"Minimal pressure on Tehran": Röttgen attacks Baerbock's Iran policy

Thousands of Iranians have been protesting against their regime since mid-September.

"Minimal pressure on Tehran": Röttgen attacks Baerbock's Iran policy

Thousands of Iranians have been protesting against their regime since mid-September. There is a sharp debate in the Bundestag as to whether Germany is doing enough to support the resistance. Foreign Minister Baerbock defends herself against accusations that she is acting too slowly and hesitantly.

The federal government and the opposition have engaged in a heated argument in the Bundestag about the right course in Iran policy. "Germany is doing too little," criticized CDU MP Norbert Röttgen. The Iranian protest movement is being abandoned by a "policy of minimal pressure on the regime". Foreign Minister Annalena Baerbock rejected the criticism: "We are not letting up," assured the Green politician. "Every day we will try to get more sanctions packages on the way."

However, the Iran policy is also controversial within the traffic light coalition. "Germany must act more decisively when it comes to protecting human rights," FDP MP Renata Alt emphasized to Baerbock. "The decisions to impose sanctions are taking too long and are too hesitant." The reason for the debate was a joint motion by the traffic light groups. In it, the SPD, Greens and FDP advocate supporting the protest in Iran with additional sanctions against Tehran and better protection for opposition members who have fled.

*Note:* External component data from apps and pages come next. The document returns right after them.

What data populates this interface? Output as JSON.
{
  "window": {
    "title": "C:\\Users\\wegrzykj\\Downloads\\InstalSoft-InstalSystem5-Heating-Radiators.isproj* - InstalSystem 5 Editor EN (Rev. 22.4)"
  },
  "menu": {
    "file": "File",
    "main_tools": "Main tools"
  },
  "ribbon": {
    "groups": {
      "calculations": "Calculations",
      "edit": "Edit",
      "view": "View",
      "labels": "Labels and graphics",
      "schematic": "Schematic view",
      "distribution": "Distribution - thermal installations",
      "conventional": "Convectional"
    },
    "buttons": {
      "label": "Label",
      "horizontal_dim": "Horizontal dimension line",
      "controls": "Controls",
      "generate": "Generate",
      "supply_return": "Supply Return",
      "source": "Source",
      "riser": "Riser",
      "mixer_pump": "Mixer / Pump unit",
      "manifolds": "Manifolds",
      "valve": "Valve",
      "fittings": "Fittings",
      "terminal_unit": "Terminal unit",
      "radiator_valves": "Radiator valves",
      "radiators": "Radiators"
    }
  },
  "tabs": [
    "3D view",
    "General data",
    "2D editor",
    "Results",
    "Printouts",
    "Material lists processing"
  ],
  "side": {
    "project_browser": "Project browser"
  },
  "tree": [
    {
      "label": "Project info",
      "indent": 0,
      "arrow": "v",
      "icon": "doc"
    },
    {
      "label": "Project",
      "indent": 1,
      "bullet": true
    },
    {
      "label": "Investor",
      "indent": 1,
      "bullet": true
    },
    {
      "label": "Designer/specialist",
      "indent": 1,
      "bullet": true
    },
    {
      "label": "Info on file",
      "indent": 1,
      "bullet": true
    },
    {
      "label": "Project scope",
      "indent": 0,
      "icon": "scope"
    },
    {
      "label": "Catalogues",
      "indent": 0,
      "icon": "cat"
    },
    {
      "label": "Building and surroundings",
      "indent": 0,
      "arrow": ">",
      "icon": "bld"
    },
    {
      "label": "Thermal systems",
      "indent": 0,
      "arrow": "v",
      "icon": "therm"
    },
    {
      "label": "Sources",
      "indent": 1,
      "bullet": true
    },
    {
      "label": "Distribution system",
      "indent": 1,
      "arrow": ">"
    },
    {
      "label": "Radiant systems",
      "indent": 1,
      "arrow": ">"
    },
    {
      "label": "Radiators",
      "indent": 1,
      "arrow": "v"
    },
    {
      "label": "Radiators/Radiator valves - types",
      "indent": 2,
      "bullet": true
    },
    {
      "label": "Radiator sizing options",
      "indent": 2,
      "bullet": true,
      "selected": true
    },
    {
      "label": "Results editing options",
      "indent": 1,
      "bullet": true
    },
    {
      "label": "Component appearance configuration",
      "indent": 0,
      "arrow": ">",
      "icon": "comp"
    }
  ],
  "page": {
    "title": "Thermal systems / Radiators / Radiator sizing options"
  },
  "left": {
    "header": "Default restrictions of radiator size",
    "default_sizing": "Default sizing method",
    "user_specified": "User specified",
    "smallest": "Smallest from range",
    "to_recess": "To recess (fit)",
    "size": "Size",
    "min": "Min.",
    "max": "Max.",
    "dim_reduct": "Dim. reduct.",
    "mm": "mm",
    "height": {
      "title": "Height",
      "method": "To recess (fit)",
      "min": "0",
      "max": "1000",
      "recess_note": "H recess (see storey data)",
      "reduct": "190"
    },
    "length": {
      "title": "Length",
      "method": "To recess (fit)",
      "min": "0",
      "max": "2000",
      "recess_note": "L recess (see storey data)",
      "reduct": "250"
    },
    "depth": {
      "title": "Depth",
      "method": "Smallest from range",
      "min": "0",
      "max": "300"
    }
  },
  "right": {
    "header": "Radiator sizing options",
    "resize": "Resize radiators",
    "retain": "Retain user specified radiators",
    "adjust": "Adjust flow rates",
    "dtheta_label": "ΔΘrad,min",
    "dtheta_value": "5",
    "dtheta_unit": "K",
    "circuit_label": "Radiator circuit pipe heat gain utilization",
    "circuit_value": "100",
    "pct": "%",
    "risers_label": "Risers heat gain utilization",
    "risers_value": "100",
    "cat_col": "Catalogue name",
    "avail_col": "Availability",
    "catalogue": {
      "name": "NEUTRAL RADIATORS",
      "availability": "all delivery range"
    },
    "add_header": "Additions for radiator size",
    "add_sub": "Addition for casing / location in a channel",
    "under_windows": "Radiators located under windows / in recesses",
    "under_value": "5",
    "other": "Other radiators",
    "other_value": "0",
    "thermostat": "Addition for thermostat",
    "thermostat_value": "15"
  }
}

Security forces in Iran again used violence against street protests on Wednesday. In the southeast, scores of people demonstrated 40 days after the bloody crackdown on protests in the city of Sahedan, eyewitnesses said. On September 30, dozens of demonstrators were killed in the capital of Sistan-Balochistan province. After the traditional mourning period, protesters repeatedly flocked to the streets to express their anger and sadness.

Many shops in Sahedan were reportedly closed due to fears of unrest. According to eyewitnesses, the police and security forces responded to rallies around the city cemetery with shots and tear gas. "It's everyday life now," one man described the situation. The city has been in a state of emergency since September 30, dubbed Bloody Friday. Residents spoke of civil war-like conditions.

An influential Sunni cleric in the province, Maulawi Abdulhamid, recently criticized the course taken by the political leadership in the Shia-majority country. Other local clergy are said to have joined his course. The preacher recently called for a referendum on the demonstrators' demands. Iran's leadership in Tehran views this with concern. The protests in Iran were triggered by the death of the 22-year-old Iranian Kurd Mahsa Amini in mid-September. The vice squad arrested her for allegedly violating Islamic dress codes. The woman died in police custody on September 16. Since her death, tens of thousands have been demonstrating across the country against the government's repressive course and the Islamic system of rule.